Industrial real estate is broadly defined as property used for the processing and manufacturing of good. Industrial real estate includes all land and buildings, either utilized or suited for industrial purposes. While most registrants think of industrial property as specifically relating to manufacturing, the term has a much broader meaning that includes production, storage and distribution of tangible goods (as opposed to intangible goods; e.g., professional services). Traditional uses normally centered on manufacturing, warehousing or transportation. More recently, TORONTO industrial areas now contain business enterprises that involve a diversity of activities such as data processing, advanced computer technologies, communications, publishing/printing and a variety of support industries. This is particularily true in areas such as Mississauga, Markham, Vaughan and Etobicoke Ontario.
Investor and user perspectives
The industrial market, more so than any other market, represents an intense interplay of investors and users (whether as owners or lessees). Investors have long been attracted to industrial properties given the preponderance of large, creditworthy tenants and long terms leases. Users, on the converse, are typically committed to high capital cost relating to manufacturing needs and frequently seek investors to fund the real estate portion of their enterprises. The cost of a new building can be onerous when facing other capital requirements. This mutually beneficial relationship is no better evidenced than in sale/leasebacks. The user will often opt for this strategy when the use of a property has more value than the ownership of the site. Often, the leaseback is more economical than other forms of financing.
The market for industrial sites and structures, arising from specific demands for products and services, is often referenced as derived demand. In other words, the industrial activity and uses allocated to particular sites is derived from marketplace demands.

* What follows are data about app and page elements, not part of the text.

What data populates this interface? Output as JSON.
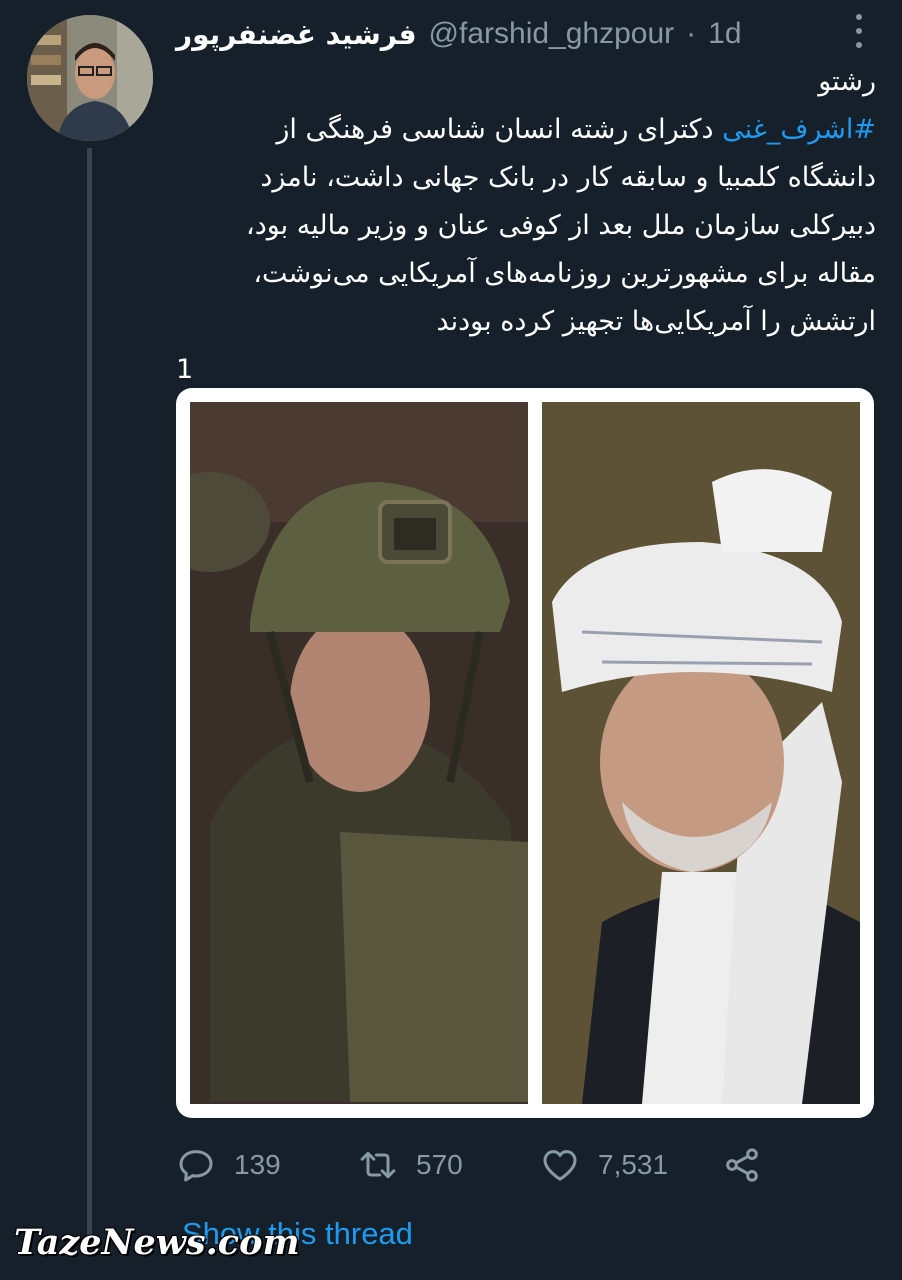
{
  "tweet": {
    "display_name": "فرشید غضنفرپور",
    "handle": "@farshid_ghzpour",
    "separator": "·",
    "time": "1d",
    "text_lines": [
      "رشتو",
      "#اشرف_غنی دکترای رشته انسان شناسی فرهنگی از",
      "دانشگاه کلمبیا و سابقه کار در بانک جهانی داشت، نامزد",
      "دبیرکلی سازمان ملل بعد از کوفی عنان و وزیر مالیه بود،",
      "مقاله برای مشهورترین روزنامه‌های آمریکایی می‌نوشت،",
      "ارتشش را آمریکایی‌ها تجهیز کرده بودند",
      "1"
    ],
    "hashtag": "#اشرف_غنی",
    "line1_rest": " دکترای رشته انسان شناسی فرهنگی از"
  },
  "actions": {
    "reply_count": "139",
    "retweet_count": "570",
    "like_count": "7,531"
  },
  "show_thread": "Show this thread",
  "watermark": "TazeNews.com",
  "icons": [
    "more-vertical-icon",
    "reply-icon",
    "retweet-icon",
    "like-icon",
    "share-icon"
  ],
  "colors": {
    "background": "#15202b",
    "accent": "#1d9bf0",
    "muted": "#8899a6"
  }
}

Industrial layouts and site utilizations find their origins in market requirements and are distinctly fashioned by immediate needs.

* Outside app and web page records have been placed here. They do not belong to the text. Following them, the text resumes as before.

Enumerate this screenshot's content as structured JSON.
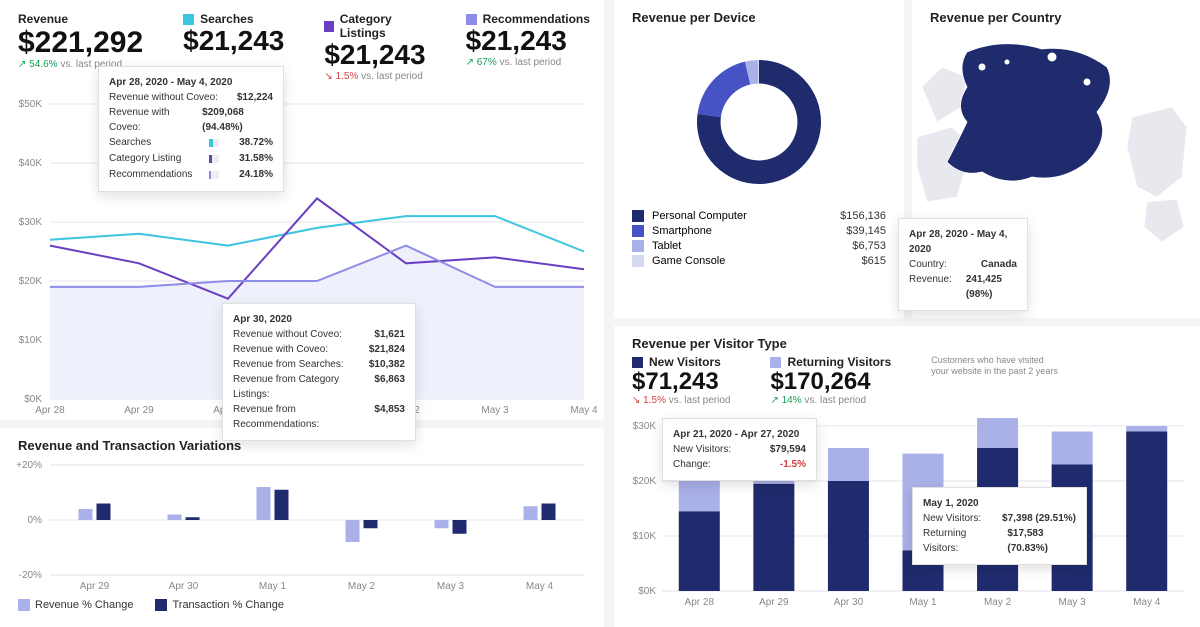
{
  "colors": {
    "searches": "#3cc4e0",
    "catlist": "#6a3fc3",
    "recs": "#8e8ce8",
    "navy": "#1f2b6d",
    "mid": "#4753c4",
    "light": "#aab0e8",
    "pale": "#d6d9f2"
  },
  "revenue": {
    "title": "Revenue",
    "total": "$221,292",
    "delta_val": "54.6%",
    "delta_sfx": "vs. last period",
    "delta_dir": "up",
    "kpis": [
      {
        "label": "Searches",
        "value": "$21,243",
        "delta": "",
        "dir": "",
        "color": "#3cc4e0"
      },
      {
        "label": "Category Listings",
        "value": "$21,243",
        "delta": "1.5%",
        "dir": "down",
        "color": "#6a3fc3"
      },
      {
        "label": "Recommendations",
        "value": "$21,243",
        "delta": "67%",
        "dir": "up",
        "color": "#8e8ce8"
      }
    ],
    "tooltip1": {
      "range": "Apr 28, 2020 - May 4, 2020",
      "rows": [
        [
          "Revenue without Coveo:",
          "$12,224"
        ],
        [
          "Revenue with Coveo:",
          "$209,068 (94.48%)"
        ]
      ],
      "bars": [
        {
          "name": "Searches",
          "pct": "38.72%",
          "color": "#3cc4e0"
        },
        {
          "name": "Category Listing",
          "pct": "31.58%",
          "color": "#6a3fc3"
        },
        {
          "name": "Recommendations",
          "pct": "24.18%",
          "color": "#8e8ce8"
        }
      ]
    },
    "tooltip2": {
      "date": "Apr 30, 2020",
      "rows": [
        [
          "Revenue without Coveo:",
          "$1,621"
        ],
        [
          "Revenue with Coveo:",
          "$21,824"
        ],
        [
          "Revenue from Searches:",
          "$10,382"
        ],
        [
          "Revenue from Category Listings:",
          "$6,863"
        ],
        [
          "Revenue from Recommendations:",
          "$4,853"
        ]
      ]
    }
  },
  "variations": {
    "title": "Revenue and Transaction Variations",
    "legend": [
      {
        "label": "Revenue % Change",
        "color": "#aab0e8"
      },
      {
        "label": "Transaction % Change",
        "color": "#1f2b6d"
      }
    ]
  },
  "device": {
    "title": "Revenue per Device",
    "rows": [
      {
        "name": "Personal Computer",
        "value": "$156,136",
        "color": "#1f2b6d"
      },
      {
        "name": "Smartphone",
        "value": "$39,145",
        "color": "#4753c4"
      },
      {
        "name": "Tablet",
        "value": "$6,753",
        "color": "#aab0e8"
      },
      {
        "name": "Game Console",
        "value": "$615",
        "color": "#d6d9f2"
      }
    ]
  },
  "country": {
    "title": "Revenue per Country",
    "tooltip": {
      "range": "Apr 28, 2020 - May 4, 2020",
      "rows": [
        [
          "Country:",
          "Canada"
        ],
        [
          "Revenue:",
          "241,425 (98%)"
        ]
      ]
    }
  },
  "visitor": {
    "title": "Revenue per Visitor Type",
    "kpis": [
      {
        "label": "New Visitors",
        "value": "$71,243",
        "delta": "1.5%",
        "dir": "down",
        "color": "#1f2b6d"
      },
      {
        "label": "Returning Visitors",
        "value": "$170,264",
        "delta": "14%",
        "dir": "up",
        "color": "#aab0e8"
      }
    ],
    "hint": "Customers who have visited your website in the past 2 years",
    "tooltip1": {
      "range": "Apr 21, 2020 - Apr 27, 2020",
      "rows": [
        [
          "New Visitors:",
          "$79,594"
        ],
        [
          "Change:",
          "-1.5%"
        ]
      ]
    },
    "tooltip2": {
      "date": "May 1, 2020",
      "rows": [
        [
          "New Visitors:",
          "$7,398 (29.51%)"
        ],
        [
          "Returning Visitors:",
          "$17,583 (70.83%)"
        ]
      ]
    }
  },
  "chart_data": [
    {
      "type": "line",
      "id": "revenue_trend",
      "x": [
        "Apr 28",
        "Apr 29",
        "Apr 30",
        "May 1",
        "May 2",
        "May 3",
        "May 4"
      ],
      "series": [
        {
          "name": "Searches",
          "color": "#3cc4e0",
          "values": [
            27000,
            28000,
            26000,
            29000,
            31000,
            31000,
            25000
          ]
        },
        {
          "name": "Category Listings",
          "color": "#6a3fc3",
          "values": [
            26000,
            23000,
            17000,
            34000,
            23000,
            24000,
            22000
          ]
        },
        {
          "name": "Recommendations",
          "color": "#8e8ce8",
          "values": [
            19000,
            19000,
            20000,
            20000,
            26000,
            19000,
            19000
          ]
        }
      ],
      "ylim": [
        0,
        50000
      ],
      "gridlines": [
        0,
        10000,
        20000,
        30000,
        40000,
        50000
      ],
      "y_tick_labels": [
        "$0K",
        "$10K",
        "$20K",
        "$30K",
        "$40K",
        "$50K"
      ]
    },
    {
      "type": "bar",
      "id": "variations",
      "x": [
        "Apr 29",
        "Apr 30",
        "May 1",
        "May 2",
        "May 3",
        "May 4"
      ],
      "series": [
        {
          "name": "Revenue % Change",
          "color": "#aab0e8",
          "values": [
            4,
            2,
            12,
            -8,
            -3,
            5
          ]
        },
        {
          "name": "Transaction % Change",
          "color": "#1f2b6d",
          "values": [
            6,
            1,
            11,
            -3,
            -5,
            6
          ]
        }
      ],
      "ylim": [
        -20,
        20
      ],
      "y_tick_labels": [
        "-20%",
        "0%",
        "+20%"
      ]
    },
    {
      "type": "pie",
      "id": "device_donut",
      "hole": 0.62,
      "labels": [
        "Personal Computer",
        "Smartphone",
        "Tablet",
        "Game Console"
      ],
      "values": [
        156136,
        39145,
        6753,
        615
      ],
      "colors": [
        "#1f2b6d",
        "#4753c4",
        "#aab0e8",
        "#d6d9f2"
      ]
    },
    {
      "type": "bar",
      "id": "visitor_stacked",
      "stacked": true,
      "x": [
        "Apr 28",
        "Apr 29",
        "Apr 30",
        "May 1",
        "May 2",
        "May 3",
        "May 4"
      ],
      "series": [
        {
          "name": "New Visitors",
          "color": "#1f2b6d",
          "values": [
            14500,
            19500,
            20000,
            7398,
            26000,
            23000,
            29000
          ]
        },
        {
          "name": "Returning Visitors",
          "color": "#aab0e8",
          "values": [
            9500,
            6500,
            6000,
            17583,
            6000,
            6000,
            1000
          ]
        }
      ],
      "ylim": [
        0,
        30000
      ],
      "y_tick_labels": [
        "$0K",
        "$10K",
        "$20K",
        "$30K"
      ]
    }
  ]
}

Given this orientation, client requirements are largely dominated by specific functions. Distribution operations commonly focus on transportation corridors, time/distance factors and freight rates to major areas and customers. Manufacturers concentrate on distance to raw materials, availability and cost of energy to support manufacturing processes and the availability and cost of energy to support manufacturing processes and the availability/cost of skilled labour. Market oriented industries seek proximity to their customer base. After all, reduced costs for transportation can translate directly into bottom line benefits.
New Construction vs. Existing Structures

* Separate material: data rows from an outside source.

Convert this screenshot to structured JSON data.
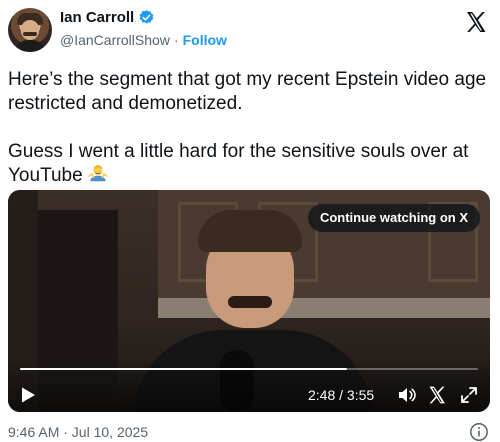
{
  "author": {
    "display_name": "Ian Carroll",
    "handle": "@IanCarrollShow",
    "separator": "·",
    "follow_label": "Follow",
    "verified_color": "#1d9bf0"
  },
  "tweet": {
    "text": "Here’s the segment that got my recent Epstein video age restricted and demonetized.\n\nGuess I went a little hard for the sensitive souls over at YouTube ",
    "emoji_icon": "person-shrugging-emoji",
    "timestamp": "9:46 AM · Jul 10, 2025"
  },
  "video": {
    "continue_label": "Continue watching on X",
    "time": "2:48 / 3:55",
    "progress_fraction": 0.715
  },
  "colors": {
    "text": "#0f1419",
    "secondary": "#536471",
    "link": "#1d9bf0"
  }
}
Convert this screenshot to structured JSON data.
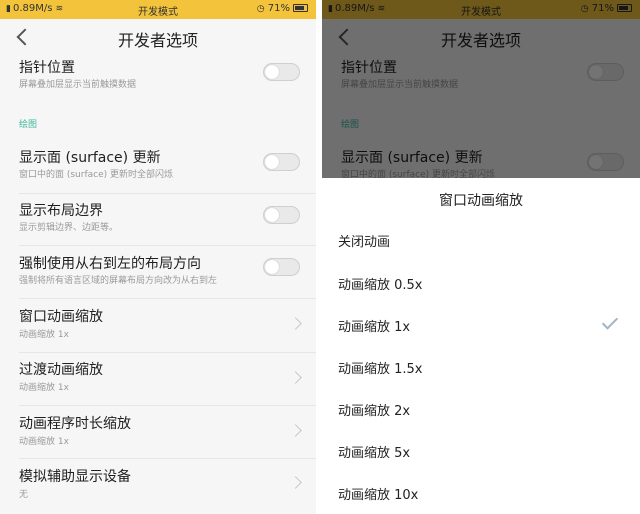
{
  "status_bar": {
    "speed": "0.89M/s",
    "mode": "开发模式",
    "battery": "71%"
  },
  "nav": {
    "title": "开发者选项"
  },
  "settings": {
    "pointer_location": {
      "title": "指针位置",
      "subtitle": "屏幕叠加层显示当前触摸数据"
    },
    "section_drawing": "绘图",
    "show_surface_updates": {
      "title": "显示面 (surface) 更新",
      "subtitle": "窗口中的面 (surface) 更新时全部闪烁"
    },
    "show_layout_bounds": {
      "title": "显示布局边界",
      "subtitle": "显示剪辑边界、边距等。"
    },
    "force_rtl": {
      "title": "强制使用从右到左的布局方向",
      "subtitle": "强制将所有语言区域的屏幕布局方向改为从右到左"
    },
    "window_animation_scale": {
      "title": "窗口动画缩放",
      "value": "动画缩放 1x"
    },
    "transition_animation_scale": {
      "title": "过渡动画缩放",
      "value": "动画缩放 1x"
    },
    "animator_duration_scale": {
      "title": "动画程序时长缩放",
      "value": "动画缩放 1x"
    },
    "simulate_display": {
      "title": "模拟辅助显示设备",
      "value": "无"
    }
  },
  "dialog": {
    "title": "窗口动画缩放",
    "options": [
      {
        "label": "关闭动画",
        "selected": false
      },
      {
        "label": "动画缩放 0.5x",
        "selected": false
      },
      {
        "label": "动画缩放 1x",
        "selected": true
      },
      {
        "label": "动画缩放 1.5x",
        "selected": false
      },
      {
        "label": "动画缩放 2x",
        "selected": false
      },
      {
        "label": "动画缩放 5x",
        "selected": false
      },
      {
        "label": "动画缩放 10x",
        "selected": false
      }
    ]
  },
  "colors": {
    "status_bar": "#f3c43b",
    "section_header": "#3fb99e",
    "check": "#9fb6c9"
  }
}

The demand-driven nature of the industrial markets can highlight new construction to the detriment of potential within existing structures. In today’s marketplace, many registrants provide a valuable service in the world of adaptive reuse. These projects involved rehabilitation of existing structures into altered uses; e.g., heavy industrial sites into smaller light industrial operations and warehousing facilities.Older properties can often be converted into incubator buildings consisting of small, low rent units designed for newer industrial tenants who will ultimately grow out of existing premises and move. The exodus of industries to suburban locations affords opportunities for conversions in older industrial districts. Many industrial locations in large urban centres are now home to power centres (grouping of big box retailers). Centrally-located loft-style building that housed traditional manufacturing facilities now provide the structure for vertical businesses and